Shred, Don’t Recycle, These
Anything that you aren’t saving that contains sensitive information should be shredded. If a document contains your social security number, full name and address, phone number, email addresses, birth date, income or household information, shred it. In the wrong hands, this information can be used for identity theft. Identity theft is a nightmare we wouldn’t wish on anyone. When you’re going through your documents, also set aside anything that has a pin number or password attached, or any medical or dental records. Essentially: If it provides any clues about you, your identity, or access to any of your accounts, it’s a risk. As part of your cleaning checklist, put everything that needs to be shredded in one place!
Ready to get shredding? That’s where we can help! As you’re cleaning your paperwork, anything that needs to be shredded can be put into a separate box, crate, or bag. One of the easiest and most fun ways to get rid of your sensitive paperwork is to attend a mobile shredding event! We have shredding events all around Western Washington. Even out to Ocean Shores and up to Port Townsend! Check out our calendar to see what’s coming up near you! If you don’t see an event near you that works with your schedule, you can call our Washington or Oregon office to inquire about alternative shredding options.

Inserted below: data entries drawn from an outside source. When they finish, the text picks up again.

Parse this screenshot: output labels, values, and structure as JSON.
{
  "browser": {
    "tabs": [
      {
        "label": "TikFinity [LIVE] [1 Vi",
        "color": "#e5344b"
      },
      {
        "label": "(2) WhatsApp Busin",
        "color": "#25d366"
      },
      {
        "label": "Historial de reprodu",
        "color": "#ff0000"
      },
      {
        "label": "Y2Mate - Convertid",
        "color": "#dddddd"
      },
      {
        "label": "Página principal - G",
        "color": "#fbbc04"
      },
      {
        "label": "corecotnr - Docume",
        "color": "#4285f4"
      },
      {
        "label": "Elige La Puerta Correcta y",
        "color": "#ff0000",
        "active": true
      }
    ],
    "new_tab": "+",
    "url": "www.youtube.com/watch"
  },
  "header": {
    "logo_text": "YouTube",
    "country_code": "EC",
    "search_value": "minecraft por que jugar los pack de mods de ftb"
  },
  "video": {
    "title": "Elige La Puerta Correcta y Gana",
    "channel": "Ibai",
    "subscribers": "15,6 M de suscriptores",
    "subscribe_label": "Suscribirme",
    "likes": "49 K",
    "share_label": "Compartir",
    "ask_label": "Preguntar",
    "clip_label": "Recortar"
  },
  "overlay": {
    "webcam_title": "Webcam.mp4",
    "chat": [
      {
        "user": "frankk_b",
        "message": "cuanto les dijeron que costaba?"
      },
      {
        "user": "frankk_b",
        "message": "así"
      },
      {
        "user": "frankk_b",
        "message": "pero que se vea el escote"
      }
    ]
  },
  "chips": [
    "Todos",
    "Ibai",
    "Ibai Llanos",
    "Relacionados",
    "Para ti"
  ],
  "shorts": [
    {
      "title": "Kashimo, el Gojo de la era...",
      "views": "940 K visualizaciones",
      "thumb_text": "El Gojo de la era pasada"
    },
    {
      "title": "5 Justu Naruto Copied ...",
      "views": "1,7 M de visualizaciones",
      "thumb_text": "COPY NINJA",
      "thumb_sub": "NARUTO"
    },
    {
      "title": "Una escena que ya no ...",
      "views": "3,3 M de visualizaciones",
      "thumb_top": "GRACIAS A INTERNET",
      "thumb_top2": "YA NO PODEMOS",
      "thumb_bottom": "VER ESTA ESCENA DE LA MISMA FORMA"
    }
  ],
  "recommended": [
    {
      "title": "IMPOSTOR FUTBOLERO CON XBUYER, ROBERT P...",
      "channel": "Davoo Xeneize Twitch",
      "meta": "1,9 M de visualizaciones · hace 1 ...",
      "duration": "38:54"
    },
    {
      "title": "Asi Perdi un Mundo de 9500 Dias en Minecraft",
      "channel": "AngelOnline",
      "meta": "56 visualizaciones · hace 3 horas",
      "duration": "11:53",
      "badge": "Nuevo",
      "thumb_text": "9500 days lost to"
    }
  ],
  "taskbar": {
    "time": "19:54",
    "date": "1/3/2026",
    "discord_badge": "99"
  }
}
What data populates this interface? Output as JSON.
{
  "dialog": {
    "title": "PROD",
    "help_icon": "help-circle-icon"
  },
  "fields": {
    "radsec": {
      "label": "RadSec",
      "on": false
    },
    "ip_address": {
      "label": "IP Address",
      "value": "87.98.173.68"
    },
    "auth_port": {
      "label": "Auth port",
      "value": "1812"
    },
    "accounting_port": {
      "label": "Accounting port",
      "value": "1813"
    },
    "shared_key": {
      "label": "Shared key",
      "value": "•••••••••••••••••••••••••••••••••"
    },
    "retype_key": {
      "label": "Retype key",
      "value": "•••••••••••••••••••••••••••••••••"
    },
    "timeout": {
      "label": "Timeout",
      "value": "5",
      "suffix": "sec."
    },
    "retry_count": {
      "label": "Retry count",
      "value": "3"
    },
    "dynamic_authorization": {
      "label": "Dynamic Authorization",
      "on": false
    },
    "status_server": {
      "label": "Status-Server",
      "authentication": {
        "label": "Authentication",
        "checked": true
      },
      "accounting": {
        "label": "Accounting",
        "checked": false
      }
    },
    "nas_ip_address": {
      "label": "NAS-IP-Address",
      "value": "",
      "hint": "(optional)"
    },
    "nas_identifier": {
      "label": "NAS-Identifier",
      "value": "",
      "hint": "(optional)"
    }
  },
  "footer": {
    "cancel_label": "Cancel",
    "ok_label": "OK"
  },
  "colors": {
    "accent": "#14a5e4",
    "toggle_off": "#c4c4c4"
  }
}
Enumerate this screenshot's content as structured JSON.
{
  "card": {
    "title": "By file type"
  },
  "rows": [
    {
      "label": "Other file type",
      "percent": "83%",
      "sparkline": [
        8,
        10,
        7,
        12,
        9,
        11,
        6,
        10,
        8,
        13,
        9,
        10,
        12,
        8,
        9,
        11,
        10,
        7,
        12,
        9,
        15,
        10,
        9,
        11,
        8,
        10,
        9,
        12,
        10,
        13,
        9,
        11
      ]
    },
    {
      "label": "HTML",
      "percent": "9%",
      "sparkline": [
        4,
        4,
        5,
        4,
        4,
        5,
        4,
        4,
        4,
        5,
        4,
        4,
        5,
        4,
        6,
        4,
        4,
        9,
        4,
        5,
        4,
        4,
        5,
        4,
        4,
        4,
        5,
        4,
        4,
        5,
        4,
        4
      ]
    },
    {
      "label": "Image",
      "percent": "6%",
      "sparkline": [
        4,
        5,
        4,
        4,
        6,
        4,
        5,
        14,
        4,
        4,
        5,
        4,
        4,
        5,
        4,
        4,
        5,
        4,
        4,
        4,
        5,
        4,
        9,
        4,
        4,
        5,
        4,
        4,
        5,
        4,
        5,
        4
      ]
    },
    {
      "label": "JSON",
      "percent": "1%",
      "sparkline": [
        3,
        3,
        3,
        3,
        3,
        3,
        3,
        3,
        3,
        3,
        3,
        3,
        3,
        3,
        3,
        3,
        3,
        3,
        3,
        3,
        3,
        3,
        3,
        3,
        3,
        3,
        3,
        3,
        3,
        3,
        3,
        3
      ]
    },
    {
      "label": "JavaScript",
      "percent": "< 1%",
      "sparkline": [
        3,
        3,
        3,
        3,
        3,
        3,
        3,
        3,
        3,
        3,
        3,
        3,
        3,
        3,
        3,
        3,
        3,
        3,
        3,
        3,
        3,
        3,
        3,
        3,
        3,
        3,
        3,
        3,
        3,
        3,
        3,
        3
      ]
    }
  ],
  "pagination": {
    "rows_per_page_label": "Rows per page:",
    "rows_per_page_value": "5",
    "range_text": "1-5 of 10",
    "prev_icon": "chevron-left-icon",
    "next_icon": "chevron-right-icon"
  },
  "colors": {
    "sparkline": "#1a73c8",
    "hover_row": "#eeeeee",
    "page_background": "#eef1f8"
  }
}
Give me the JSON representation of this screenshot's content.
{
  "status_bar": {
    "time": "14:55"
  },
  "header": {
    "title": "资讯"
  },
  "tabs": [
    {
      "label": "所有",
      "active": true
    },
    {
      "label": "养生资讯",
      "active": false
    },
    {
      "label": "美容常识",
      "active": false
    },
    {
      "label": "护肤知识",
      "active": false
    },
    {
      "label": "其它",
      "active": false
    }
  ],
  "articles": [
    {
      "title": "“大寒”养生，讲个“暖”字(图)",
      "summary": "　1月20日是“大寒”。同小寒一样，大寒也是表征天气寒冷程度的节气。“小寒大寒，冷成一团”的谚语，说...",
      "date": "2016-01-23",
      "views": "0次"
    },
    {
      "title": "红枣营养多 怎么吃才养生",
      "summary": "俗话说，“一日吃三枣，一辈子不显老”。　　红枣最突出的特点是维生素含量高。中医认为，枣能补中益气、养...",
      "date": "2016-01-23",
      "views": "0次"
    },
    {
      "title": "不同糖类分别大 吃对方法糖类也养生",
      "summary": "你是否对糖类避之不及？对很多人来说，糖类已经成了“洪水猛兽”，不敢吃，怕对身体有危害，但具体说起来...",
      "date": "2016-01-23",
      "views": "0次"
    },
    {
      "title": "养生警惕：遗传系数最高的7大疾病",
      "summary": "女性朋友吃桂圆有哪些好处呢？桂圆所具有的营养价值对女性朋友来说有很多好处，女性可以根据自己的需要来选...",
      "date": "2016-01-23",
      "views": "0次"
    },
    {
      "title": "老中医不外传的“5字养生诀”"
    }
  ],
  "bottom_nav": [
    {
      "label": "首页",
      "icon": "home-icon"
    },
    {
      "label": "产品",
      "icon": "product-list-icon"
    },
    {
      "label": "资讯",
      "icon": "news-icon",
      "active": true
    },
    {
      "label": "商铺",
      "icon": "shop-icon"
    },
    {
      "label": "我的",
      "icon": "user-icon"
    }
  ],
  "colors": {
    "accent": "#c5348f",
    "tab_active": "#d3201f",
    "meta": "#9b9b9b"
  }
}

The more paperwork you have to shred, the easier we can make it compared to shredding yourself at home. That’s why we’re here!